Description:This 4th century BC King Philip II coin was minted in the city of Amphipolis, which was located near the Aegean Sea in Macedonia. Amphipolis was founded in 436 BC by the Athenians to help protect their rich gold and silver mining operations nearby. In 357 BC, Philip II conquered Amphipolis and took control of the mines, which was to be vital funding for his future military campaigns.
King Philip II possessed great military skills and he introduced the phalanx infantry corps, which were armed with the famous sarissa, an exceedingly long spear. He conquered many of the Greek city states and became the undisputed leader of the Greeks. In 336 BC, when Philip was planning the invasion of Persia, he was assassinated. Philip, however, had laid the foundation for his son, Alexander the Great, who became one of the most successful military commanders of all time, conquering Persia and much of the known world. The legacy of Alexander the Great lived on long after him and ushered in centuries of Greek settlement and cultural influence over distant areas.

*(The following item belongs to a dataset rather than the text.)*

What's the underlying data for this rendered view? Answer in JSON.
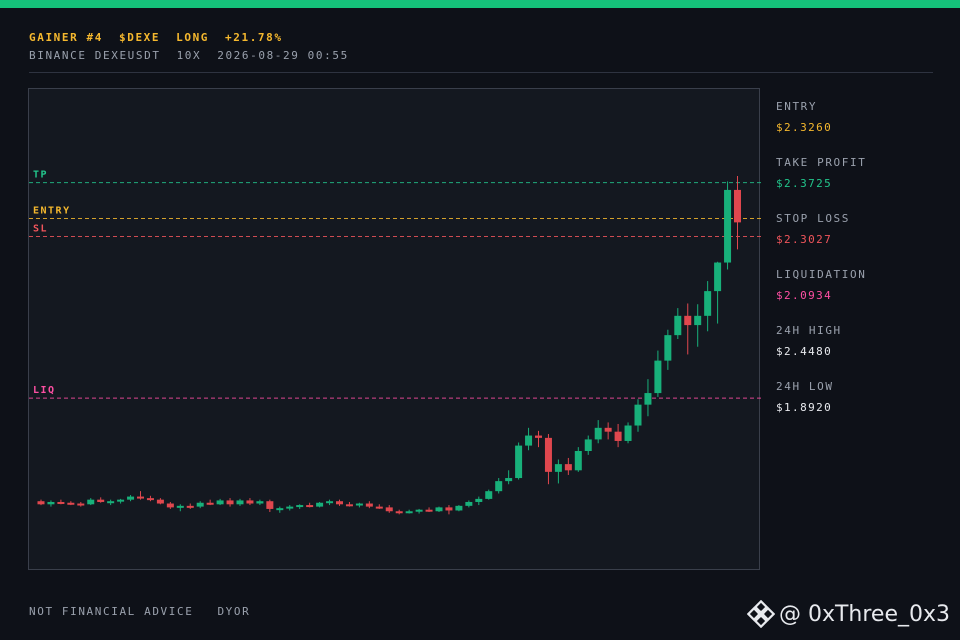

The obverse side of this coin features the laureate head of Zeus, who in Greek mythology, oversaw the universe and was the "Father of gods and men." He ruled as king of the gods on Mount Olympus and as god of the sky and thunder with the power to hurl lightning bolts as a weapon, which Zeus used to defeat the Titans. The reverse side of this coin depicts a nude youth trotting on horseback while he is holding a palm frond and a dolphin is shown below.